Part 3: Why Republicans should like buses

Buses are coldly efficient.

By David Levinson and David King.

Today Republicans are associated with roads (and “free” roads at that). The reasons we hear from politically connected folks are their constituency drives cars, and they don’t want to subsidize inefficient “toy” trains. The business community, traditionally Republicans, does support transit investment as a public amenity they don’t have to pay for.

Buses are coldly efficient.
Buses are coldly efficient.

It should be noted the late, racist, Republican,  rail-advocate Paul Weyrich continues to be trotted out by “conservatives“. Weyrich was embraced by the rail community despite admitting his “sordid grab bag of lamentable beliefs”.  His argument was that trains serve white middle class republican voters, so (a) Republicans should support their constituency (not much about actual core values of balancing budgets or efficiency required), and (b) rail advocates should accept the support as the coalition to build trains needed to be large due to their large public cost.

To the extent Republicans uphold the value of “Fraternity” and support the existing “Social Order” they should endorse buses.

Why Republicans should like buses

  • Buses are much less expensive to build than rail, and thus much more cost effective per passenger served in most markets. If you are a Republican who wants to provide public services (that is, you believe in governing as the outcome of victory), you want to provide them effectively.
  • Bus transit helps more lower income workers get to jobs than a similar investment in rail in most places. Employed people have a stake in the system.
  • Republicans can foster the many private bus operators serving US cities, including many of the suburban bus companies.
  • By supporting buses Republicans can show that they care about an actual problem their constituents have and work to improve how bus service is supplied.

Political Parties, Three-Axes, And Public Transport

  1. Part 1: Introduction
  2. Part 2: Why Democrats Should Like Buses
  3. Part 3: Why Republicans Should Like Buses
  4. Part 4: Why Libertarians Should Like Buses
  5. Part 5: Why Greens Should Like Buses
  6. Part 6: Summary

Part 2: Why Democrats should like buses

Buses are S.M.A.R.T. in Starkville Mississippi

By David Levinson and David King.
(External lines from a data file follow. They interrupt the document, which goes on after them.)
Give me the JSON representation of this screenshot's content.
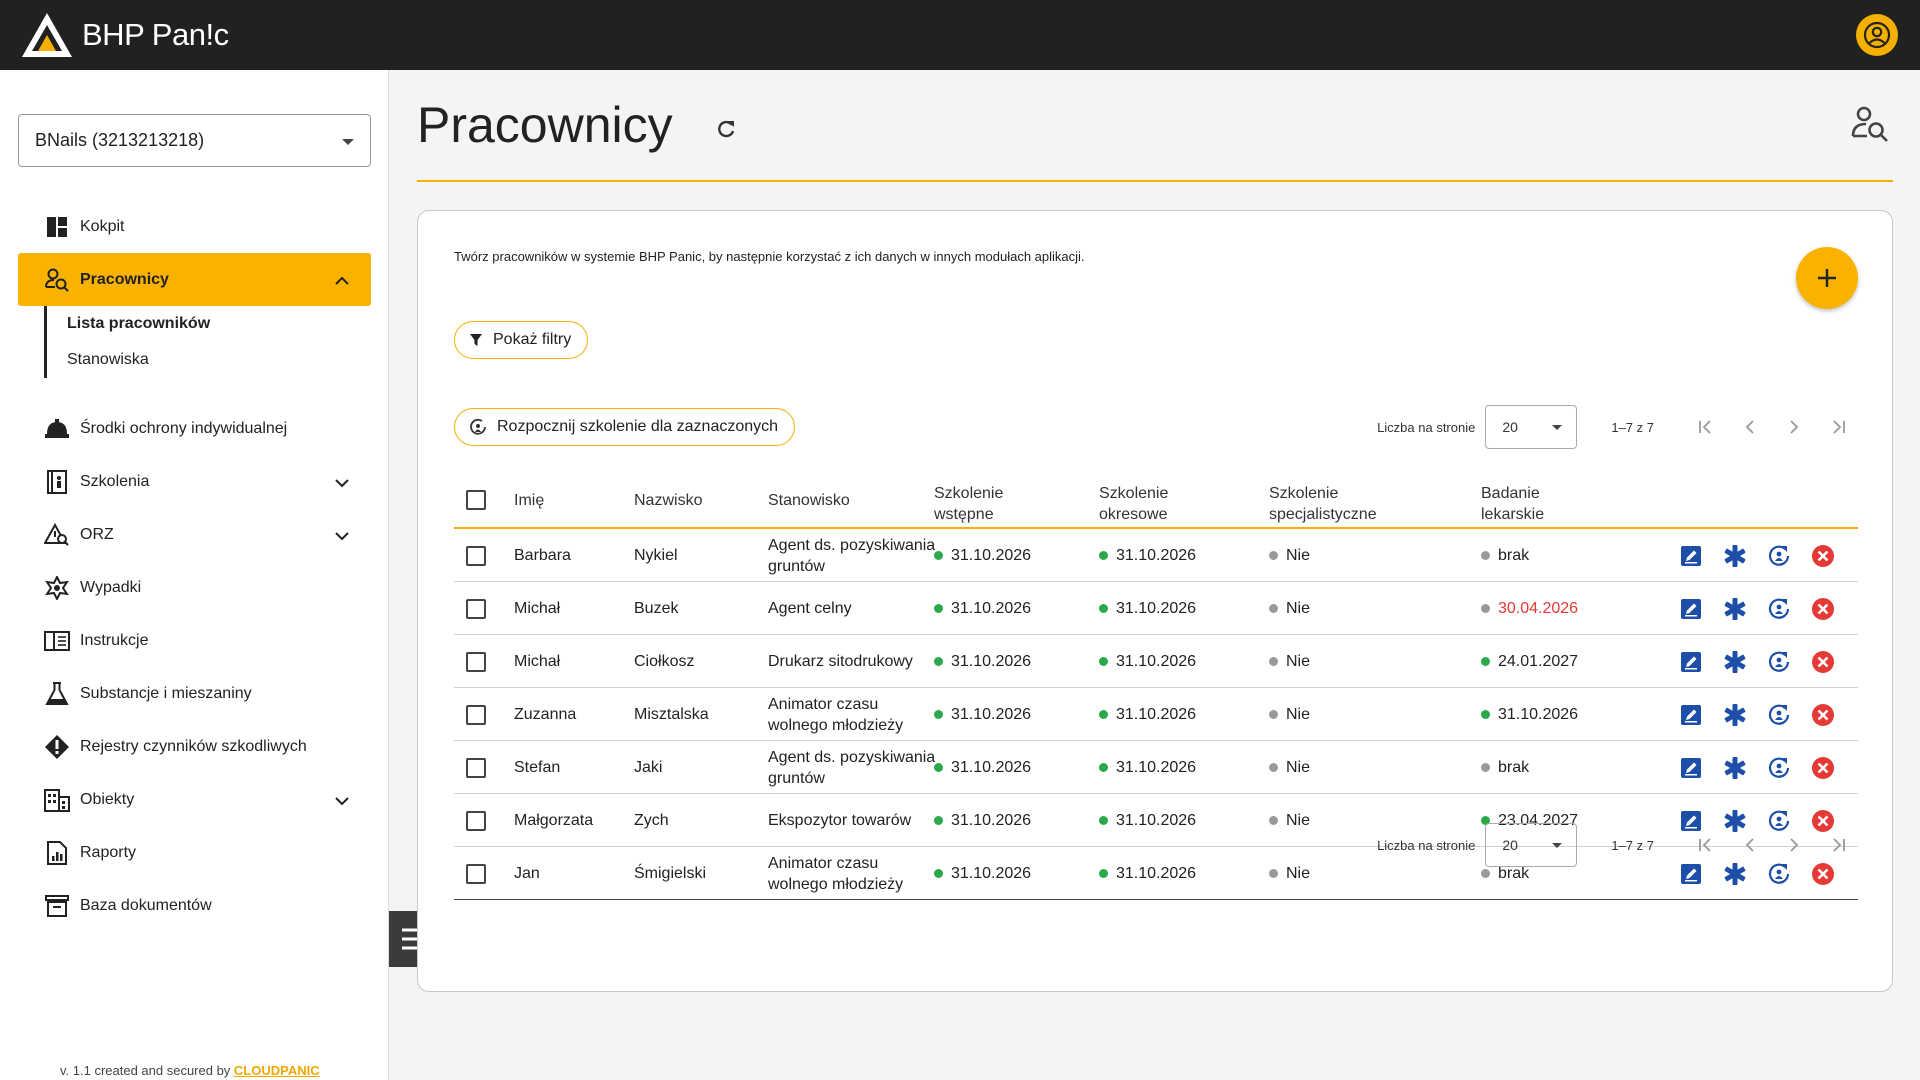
{
  "app": {
    "name": "BHP Pan!c"
  },
  "company_select": {
    "value": "BNails (3213213218)"
  },
  "nav": {
    "kokpit": "Kokpit",
    "pracownicy": "Pracownicy",
    "lista": "Lista pracowników",
    "stanowiska": "Stanowiska",
    "soi": "Środki ochrony indywidualnej",
    "szkolenia": "Szkolenia",
    "orz": "ORZ",
    "wypadki": "Wypadki",
    "instrukcje": "Instrukcje",
    "substancje": "Substancje i mieszaniny",
    "rejestry": "Rejestry czynników szkodliwych",
    "obiekty": "Obiekty",
    "raporty": "Raporty",
    "baza": "Baza dokumentów"
  },
  "footer": {
    "version": "v. 1.1 created and secured by ",
    "brand": "CLOUDPANIC"
  },
  "page": {
    "title": "Pracownicy",
    "description": "Twórz pracowników w systemie BHP Panic, by następnie korzystać z ich danych w innych modułach aplikacji."
  },
  "buttons": {
    "filters": "Pokaż filtry",
    "start_training": "Rozpocznij szkolenie dla zaznaczonych"
  },
  "pager": {
    "label": "Liczba na stronie",
    "size": "20",
    "range": "1–7 z 7"
  },
  "table": {
    "headers": {
      "imie": "Imię",
      "nazwisko": "Nazwisko",
      "stanowisko": "Stanowisko",
      "sw1": "Szkolenie",
      "sw2": "wstępne",
      "so1": "Szkolenie",
      "so2": "okresowe",
      "ss1": "Szkolenie",
      "ss2": "specjalistyczne",
      "bl1": "Badanie",
      "bl2": "lekarskie"
    },
    "rows": [
      {
        "imie": "Barbara",
        "nazwisko": "Nykiel",
        "stan1": "Agent ds. pozyskiwania",
        "stan2": "gruntów",
        "sw": "31.10.2026",
        "so": "31.10.2026",
        "ss": "Nie",
        "bl": "brak",
        "bl_status": "gray"
      },
      {
        "imie": "Michał",
        "nazwisko": "Buzek",
        "stan1": "Agent celny",
        "stan2": "",
        "sw": "31.10.2026",
        "so": "31.10.2026",
        "ss": "Nie",
        "bl": "30.04.2026",
        "bl_status": "expired"
      },
      {
        "imie": "Michał",
        "nazwisko": "Ciołkosz",
        "stan1": "Drukarz sitodrukowy",
        "stan2": "",
        "sw": "31.10.2026",
        "so": "31.10.2026",
        "ss": "Nie",
        "bl": "24.01.2027",
        "bl_status": "green"
      },
      {
        "imie": "Zuzanna",
        "nazwisko": "Misztalska",
        "stan1": "Animator czasu",
        "stan2": "wolnego młodzieży",
        "sw": "31.10.2026",
        "so": "31.10.2026",
        "ss": "Nie",
        "bl": "31.10.2026",
        "bl_status": "green"
      },
      {
        "imie": "Stefan",
        "nazwisko": "Jaki",
        "stan1": "Agent ds. pozyskiwania",
        "stan2": "gruntów",
        "sw": "31.10.2026",
        "so": "31.10.2026",
        "ss": "Nie",
        "bl": "brak",
        "bl_status": "gray"
      },
      {
        "imie": "Małgorzata",
        "nazwisko": "Zych",
        "stan1": "Ekspozytor towarów",
        "stan2": "",
        "sw": "31.10.2026",
        "so": "31.10.2026",
        "ss": "Nie",
        "bl": "23.04.2027",
        "bl_status": "green"
      },
      {
        "imie": "Jan",
        "nazwisko": "Śmigielski",
        "stan1": "Animator czasu",
        "stan2": "wolnego młodzieży",
        "sw": "31.10.2026",
        "so": "31.10.2026",
        "ss": "Nie",
        "bl": "brak",
        "bl_status": "gray"
      }
    ]
  },
  "colors": {
    "accent": "#f9b200",
    "topbar": "#212121",
    "ok": "#2aa84a",
    "expired": "#e53935",
    "action_blue": "#1e4fa8",
    "delete_red": "#e53935"
  },
  "icons": [
    "logo-icon",
    "account-icon",
    "refresh-icon",
    "search-person-icon",
    "plus-icon",
    "filter-icon",
    "training-icon",
    "edit-icon",
    "medical-icon",
    "training-cycle-icon",
    "delete-icon"
  ]
}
Today Democrats are associated with rail. The reason we hear from politically connected folks is construction jobs and unions and real estate development and property owners. Of course their more urban constituency prefers rail to roads, while higher densities fit with their urban ideal. To the extent that Democrats have an underlying principle of “Equality” and “Social Justice”, they should support Buses.

Buses are S.M.A.R.T. in Starkville Mississippi
Buses are S.M.A.R.T. in Starkville Mississippi

Why Democrats should want to prioritize improving buses

  • Buses serve more people than trains ever will0 (since they are more cost-effective1), so bus improvements benefit more people.2
  • Bus riders are much more likely to be Democrats since they have lower average incomes compared to rail users and the general population.
  • Buses generate more operating jobs than trains, as bus drivers are labor and buses don’t carry as many passengers as long trains.
  • Buses are harder to automate than trains, so driver jobs are longer lasting jobs. While there are fewer construction jobs than rail projects, those are short term anyway.
  • There are more manufacturing jobs per passenger.  Bus manufacturing is more likely to be local.

Political Parties, Three-Axes, And Public Transport

  1. Part 1: Introduction
  2. Part 2: Why Democrats Should Like Buses
  3. Part 3: Why Republicans Should Like Buses
  4. Part 4: Why Libertarians Should Like Buses
  5. Part 5: Why Greens Should Like Buses
  6. Part 6: Summary

0. [Updated 9/4/14: in the US, certainly outside of New York City, and probably including New York City. More than half of US rail use (2.4 B out of 4.2B annual unlinked passenger trips) is in New York City. Caveat, rail share is growing some nationally (which is not too surprising given the amount of investment in new rail infrastructure replacing bus service). As with anything, rail investments face diminishing returns, since the high benefit/low cost rail projects have been built.]

1. [Updated 9/4/14: See, e.g. [1] and [2] and [3] and [4] which look at capital costs per rider in the Twin Cities. Of course operating costs per rider are different, and a full train may be lower than a full bus. Neither is full most of the time. Whether lower operating costs offset higher capital costs is an empirical question and case-contingent, in most cases the marginal new rail line vs the marginal new bus line will net out to be more expensive overall with reasonable interest rate assumptions. None of this is to say rail isn’t (or is) a better investment than highways (or doing nothing/no build) at the margin, which is an argument for another day.]

2. [Updated 9/4/14: Presently, only in New York, Massachusetts, and DC does rail ridership exceed bus ridership (New Jersey is close). Of course those are the best transit markets, and rely on mostly early 20th century rail infrastructure (Boston and metropolitan New York). Nationally BTS reports bus overall has 52% of the transit market, and rail 44%. ]